Saudi Arabia Toby Keith Donald Trump

Donald Trump And Toby Keith Criticized For Hypocrisy Surrounding Saudi Arabia Trip

Donald Trump just landed in Saudi Arabia for his first appearance on foreign soil as President of the United States and he decided to bring uber-patriotic country music star Toby Keith along with him. While President Trump is spending the day meeting with Saudi leaders, signing a $110 billion arms deal, giving a speech about Islam, and receiving honors from the Saudi King Salman, Toby Keith will be playing a concert for men only in the Saudi capital city of Riyadh, according to Newsweek. Both men are receiving criticism due to alleged hypocrisy.

The criticism first started rolling in immediately after Donald Trump and his wife, Melania, descended the steps of Air Force One soon after landing. Melania Trump was wearing a headscarf, which is not only a custom but a law for women in the devoutly Muslim country. The criticism did not revolve around her decision to not abide by this custom, however, but around her husband’s criticism of the former First Lady’s decision to not wear a headscarf in a 2015 tweet.

Hypocrisy between Donald Trump’s actions as President and tweets he made criticizing Barack Obama for the past eight years have become a common feature of his short time in office. For example, the President was a fierce critic of Barack Obama’s golf trips but has taken frequent golf trips since his inauguration.

According to Time, Donald Trump criticized Saudi Arabia frequently during his campaign for President, often in the interest of tying Hillary Clinton to the Arab country.

“Saudi Arabia and many of the countries that gave vast amounts of money to the Clinton Foundation want women as slaves and to kill gays,” Trump wrote in a Facebook post in June of 2016. “Hillary must return all money from such countries!”

According to the Hill, Donald Trump registered a total of eight new companies in Saudi Arabia during his 2016 campaign, highlighting a disparity between his rhetoric and his actions.

Perhaps the centerpiece of the accusations of hypocrisy surrounding Donald Trump’s trip to Saudi Arabia and interactions with the country’s leaders can be found in past comments he made accusing Saudi Arabia of being behind the attacks of September 11, 2001. According to the Intercept, private citizen Donald Trump was a fierce critic of the Saudi regime during his campaign.

“Who blew up the World Trade Center?” Trump asked on Fox and Friends on the morning of February 17, 2016. “It wasn’t the Iraqis, it was Saudi — take a look at Saudi Arabia, open the documents.”

Later that same day Trump held a rally in South Carolina and spoke of secret papers that could prove the Saudis were behind the attacks.

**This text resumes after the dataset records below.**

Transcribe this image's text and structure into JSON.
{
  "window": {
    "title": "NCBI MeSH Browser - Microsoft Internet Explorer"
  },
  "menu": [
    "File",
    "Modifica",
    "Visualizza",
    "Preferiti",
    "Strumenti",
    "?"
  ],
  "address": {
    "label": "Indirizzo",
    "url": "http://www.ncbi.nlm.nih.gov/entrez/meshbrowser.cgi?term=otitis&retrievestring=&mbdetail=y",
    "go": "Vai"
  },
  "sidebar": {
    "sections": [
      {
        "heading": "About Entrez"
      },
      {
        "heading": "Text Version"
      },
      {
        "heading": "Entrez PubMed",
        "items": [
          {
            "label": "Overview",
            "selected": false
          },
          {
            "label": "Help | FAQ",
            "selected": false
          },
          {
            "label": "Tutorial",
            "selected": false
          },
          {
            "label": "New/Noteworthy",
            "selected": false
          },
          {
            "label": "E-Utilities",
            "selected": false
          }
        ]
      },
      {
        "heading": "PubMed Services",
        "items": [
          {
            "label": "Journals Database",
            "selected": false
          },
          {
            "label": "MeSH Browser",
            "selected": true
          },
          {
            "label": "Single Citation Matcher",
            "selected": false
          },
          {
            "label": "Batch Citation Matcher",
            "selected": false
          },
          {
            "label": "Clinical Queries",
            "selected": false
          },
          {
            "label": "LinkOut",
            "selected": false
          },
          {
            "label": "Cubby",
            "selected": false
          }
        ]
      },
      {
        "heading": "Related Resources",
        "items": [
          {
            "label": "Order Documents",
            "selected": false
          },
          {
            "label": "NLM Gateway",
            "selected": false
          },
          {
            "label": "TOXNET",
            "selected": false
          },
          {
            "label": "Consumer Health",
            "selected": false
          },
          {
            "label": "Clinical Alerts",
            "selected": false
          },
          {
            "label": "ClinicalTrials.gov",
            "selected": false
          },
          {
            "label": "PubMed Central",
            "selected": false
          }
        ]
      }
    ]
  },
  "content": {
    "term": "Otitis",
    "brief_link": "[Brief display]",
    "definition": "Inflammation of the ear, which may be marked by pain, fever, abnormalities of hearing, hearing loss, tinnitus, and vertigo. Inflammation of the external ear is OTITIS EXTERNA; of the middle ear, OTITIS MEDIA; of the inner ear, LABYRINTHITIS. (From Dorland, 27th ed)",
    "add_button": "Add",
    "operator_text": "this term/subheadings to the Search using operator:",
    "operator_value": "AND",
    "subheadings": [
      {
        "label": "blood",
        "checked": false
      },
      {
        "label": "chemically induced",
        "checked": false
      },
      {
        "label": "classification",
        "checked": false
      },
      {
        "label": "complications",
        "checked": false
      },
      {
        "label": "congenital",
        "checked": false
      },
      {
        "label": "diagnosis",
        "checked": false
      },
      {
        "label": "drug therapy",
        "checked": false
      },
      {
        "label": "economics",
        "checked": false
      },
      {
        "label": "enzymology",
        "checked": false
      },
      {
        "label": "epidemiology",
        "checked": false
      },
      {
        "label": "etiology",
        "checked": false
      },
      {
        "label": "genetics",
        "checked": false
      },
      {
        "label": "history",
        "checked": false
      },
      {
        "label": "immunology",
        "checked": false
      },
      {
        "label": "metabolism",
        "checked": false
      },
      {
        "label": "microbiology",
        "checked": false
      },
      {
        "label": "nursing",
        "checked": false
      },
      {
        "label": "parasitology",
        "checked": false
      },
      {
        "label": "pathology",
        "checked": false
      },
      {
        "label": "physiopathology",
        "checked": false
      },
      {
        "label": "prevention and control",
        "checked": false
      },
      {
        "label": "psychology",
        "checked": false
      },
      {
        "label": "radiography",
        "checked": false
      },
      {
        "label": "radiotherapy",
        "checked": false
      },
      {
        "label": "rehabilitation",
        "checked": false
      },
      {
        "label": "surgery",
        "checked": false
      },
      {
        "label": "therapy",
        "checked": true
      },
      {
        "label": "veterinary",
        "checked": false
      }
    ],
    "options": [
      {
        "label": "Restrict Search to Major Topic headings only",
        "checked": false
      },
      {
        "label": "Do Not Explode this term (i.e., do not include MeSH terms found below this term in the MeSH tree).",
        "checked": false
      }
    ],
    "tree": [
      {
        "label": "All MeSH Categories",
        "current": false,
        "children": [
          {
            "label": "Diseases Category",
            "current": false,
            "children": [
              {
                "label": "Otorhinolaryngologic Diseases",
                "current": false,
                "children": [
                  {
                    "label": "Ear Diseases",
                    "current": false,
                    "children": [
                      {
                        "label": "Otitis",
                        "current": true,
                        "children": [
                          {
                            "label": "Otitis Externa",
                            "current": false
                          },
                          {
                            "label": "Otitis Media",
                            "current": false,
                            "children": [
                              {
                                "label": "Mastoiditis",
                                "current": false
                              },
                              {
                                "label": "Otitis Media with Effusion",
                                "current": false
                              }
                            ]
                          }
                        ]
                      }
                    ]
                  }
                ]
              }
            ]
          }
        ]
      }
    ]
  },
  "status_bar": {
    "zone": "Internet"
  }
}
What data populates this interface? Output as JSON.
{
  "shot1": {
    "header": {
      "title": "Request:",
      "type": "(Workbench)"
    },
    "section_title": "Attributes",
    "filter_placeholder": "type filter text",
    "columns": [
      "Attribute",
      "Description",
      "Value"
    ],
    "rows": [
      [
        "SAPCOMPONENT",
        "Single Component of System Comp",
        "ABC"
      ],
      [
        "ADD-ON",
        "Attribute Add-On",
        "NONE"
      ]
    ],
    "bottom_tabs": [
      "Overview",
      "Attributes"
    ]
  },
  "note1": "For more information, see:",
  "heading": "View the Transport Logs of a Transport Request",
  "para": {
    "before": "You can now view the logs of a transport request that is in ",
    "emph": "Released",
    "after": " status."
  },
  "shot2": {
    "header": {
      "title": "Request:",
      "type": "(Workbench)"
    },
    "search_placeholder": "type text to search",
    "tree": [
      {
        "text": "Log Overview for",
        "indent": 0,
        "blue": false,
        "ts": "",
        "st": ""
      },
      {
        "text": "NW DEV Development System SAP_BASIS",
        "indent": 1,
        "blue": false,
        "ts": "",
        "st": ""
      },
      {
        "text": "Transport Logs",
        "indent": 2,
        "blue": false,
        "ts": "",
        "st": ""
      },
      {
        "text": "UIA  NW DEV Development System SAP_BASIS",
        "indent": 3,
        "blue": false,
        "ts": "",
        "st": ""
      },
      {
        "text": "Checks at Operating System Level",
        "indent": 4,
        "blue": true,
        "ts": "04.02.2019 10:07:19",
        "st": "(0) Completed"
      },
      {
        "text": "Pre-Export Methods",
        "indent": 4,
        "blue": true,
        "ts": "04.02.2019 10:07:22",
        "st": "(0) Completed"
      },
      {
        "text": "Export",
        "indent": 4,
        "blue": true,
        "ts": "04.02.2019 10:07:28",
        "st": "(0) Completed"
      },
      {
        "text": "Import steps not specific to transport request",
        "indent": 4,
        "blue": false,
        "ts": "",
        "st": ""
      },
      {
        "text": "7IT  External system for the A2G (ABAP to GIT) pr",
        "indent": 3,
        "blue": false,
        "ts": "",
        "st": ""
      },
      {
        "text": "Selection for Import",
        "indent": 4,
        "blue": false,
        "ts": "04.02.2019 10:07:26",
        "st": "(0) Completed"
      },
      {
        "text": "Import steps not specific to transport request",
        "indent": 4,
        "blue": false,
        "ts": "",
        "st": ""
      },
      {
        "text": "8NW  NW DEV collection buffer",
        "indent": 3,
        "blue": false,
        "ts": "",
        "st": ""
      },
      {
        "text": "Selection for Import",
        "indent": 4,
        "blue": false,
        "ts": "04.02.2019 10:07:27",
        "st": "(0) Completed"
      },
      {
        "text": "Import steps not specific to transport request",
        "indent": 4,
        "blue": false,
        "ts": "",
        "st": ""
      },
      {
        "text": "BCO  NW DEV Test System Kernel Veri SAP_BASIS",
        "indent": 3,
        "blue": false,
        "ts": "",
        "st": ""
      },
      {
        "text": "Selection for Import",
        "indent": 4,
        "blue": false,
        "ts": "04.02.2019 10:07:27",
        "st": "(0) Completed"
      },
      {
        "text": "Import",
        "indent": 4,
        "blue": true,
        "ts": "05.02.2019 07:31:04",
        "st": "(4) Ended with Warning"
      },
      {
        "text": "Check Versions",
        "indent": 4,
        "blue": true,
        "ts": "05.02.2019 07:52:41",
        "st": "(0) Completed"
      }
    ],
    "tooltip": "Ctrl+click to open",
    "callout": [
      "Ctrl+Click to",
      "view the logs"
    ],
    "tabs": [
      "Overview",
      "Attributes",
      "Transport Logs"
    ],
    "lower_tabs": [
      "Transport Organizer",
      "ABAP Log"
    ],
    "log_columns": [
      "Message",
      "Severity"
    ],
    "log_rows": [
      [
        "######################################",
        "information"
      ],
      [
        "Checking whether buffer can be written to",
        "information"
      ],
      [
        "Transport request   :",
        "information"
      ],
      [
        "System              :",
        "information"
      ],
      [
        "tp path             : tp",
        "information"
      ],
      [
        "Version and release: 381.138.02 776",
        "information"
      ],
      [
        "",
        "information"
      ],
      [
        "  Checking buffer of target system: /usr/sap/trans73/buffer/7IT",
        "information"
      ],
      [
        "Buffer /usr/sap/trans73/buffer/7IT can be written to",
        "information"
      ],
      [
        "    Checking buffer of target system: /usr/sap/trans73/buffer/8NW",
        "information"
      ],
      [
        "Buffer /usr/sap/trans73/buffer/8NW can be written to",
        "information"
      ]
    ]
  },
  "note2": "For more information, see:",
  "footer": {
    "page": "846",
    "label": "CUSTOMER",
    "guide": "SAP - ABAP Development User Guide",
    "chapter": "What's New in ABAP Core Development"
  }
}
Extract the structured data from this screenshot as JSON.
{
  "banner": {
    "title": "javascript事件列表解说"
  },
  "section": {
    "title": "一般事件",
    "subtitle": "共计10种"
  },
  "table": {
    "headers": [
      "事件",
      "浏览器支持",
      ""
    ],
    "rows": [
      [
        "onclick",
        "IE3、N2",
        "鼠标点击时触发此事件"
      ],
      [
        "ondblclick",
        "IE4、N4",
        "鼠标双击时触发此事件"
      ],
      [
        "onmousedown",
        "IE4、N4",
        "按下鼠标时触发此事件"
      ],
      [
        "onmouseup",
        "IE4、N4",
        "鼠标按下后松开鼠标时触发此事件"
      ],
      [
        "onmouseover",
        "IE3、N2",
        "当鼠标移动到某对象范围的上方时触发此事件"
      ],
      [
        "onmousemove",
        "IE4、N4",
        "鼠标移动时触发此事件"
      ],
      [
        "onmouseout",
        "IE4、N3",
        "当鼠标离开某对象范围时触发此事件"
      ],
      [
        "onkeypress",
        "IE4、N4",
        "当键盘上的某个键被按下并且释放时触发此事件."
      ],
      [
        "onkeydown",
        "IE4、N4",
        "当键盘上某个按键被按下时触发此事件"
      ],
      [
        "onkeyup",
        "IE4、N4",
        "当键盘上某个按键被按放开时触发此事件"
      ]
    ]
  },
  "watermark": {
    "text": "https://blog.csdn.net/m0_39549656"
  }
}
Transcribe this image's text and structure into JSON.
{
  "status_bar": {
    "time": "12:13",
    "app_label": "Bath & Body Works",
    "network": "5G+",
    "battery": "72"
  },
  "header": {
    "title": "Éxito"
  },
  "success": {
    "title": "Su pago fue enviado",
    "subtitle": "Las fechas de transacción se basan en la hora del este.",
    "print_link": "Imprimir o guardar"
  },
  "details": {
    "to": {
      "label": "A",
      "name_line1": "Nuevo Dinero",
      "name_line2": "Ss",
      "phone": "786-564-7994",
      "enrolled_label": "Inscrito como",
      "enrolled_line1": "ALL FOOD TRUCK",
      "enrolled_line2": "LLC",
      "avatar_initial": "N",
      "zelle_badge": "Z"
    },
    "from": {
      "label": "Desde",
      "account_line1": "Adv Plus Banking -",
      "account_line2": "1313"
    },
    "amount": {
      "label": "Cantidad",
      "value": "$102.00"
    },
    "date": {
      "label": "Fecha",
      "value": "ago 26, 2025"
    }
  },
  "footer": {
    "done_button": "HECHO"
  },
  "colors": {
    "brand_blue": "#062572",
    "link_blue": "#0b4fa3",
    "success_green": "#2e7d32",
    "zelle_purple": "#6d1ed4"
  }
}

“It wasn’t the Iraqis that knocked down the World Trade Center,” Trump told the crowd. “Because they have papers in there that are very secret, you may find it’s the Saudis, OK?”

Comedian David Cross tweeted a joke highlighting the apparent hypocrisy.

Similar to Donald Trump, Toby Keith is also receiving some criticism for his apparent hypocrisy surrounding his concert in Riyadh. Keith has a number of songs dealing with themes of American patriotism and Islam. One of them, “The Taliban Song,” seems to decry Islamic sexism in the lyrics, according to Lyrics Depot.

“Now I ain’t seen my wife’s face since they came here,” Keith sings. “They make her wear a scarf over her head that covers her from ear to ear.”

Male only concerts are apparently okay with Toby Keith, however.

More important than these instances of alleged hypocrisy is the fact that Donald Trump’s trip to Saudi Arabia ignores that country’s brutality against the people of Yemen. According to Reuters, a report by U.N. monitors in January of 2017, suggests that Saudi Arabia is committing war crimes in Yemen. The report investigated 10 airstrikes in Yemen between March and October of 2016 that killed 292 civilians.

“In eight of the 10 investigations, the panel found no evidence that the air strikes had targeted legitimate military objectives,” the experts wrote in a 63-page report presented to the Security Council in January. “For all 10 investigations, the panel considers it almost certain that the coalition did not meet international humanitarian law requirements of proportionality and precautions in attack,” the report said. “The panel considers that some of the attacks may amount to war crimes.”

President Donald Trump’s unwillingness to criticize Saudi Arabia highlights yet another stark contrast between his rhetoric as a candidate and his actions as President.

[Featured Image by Alex Wong/Getty Images, Ethan Miller/Getty Images]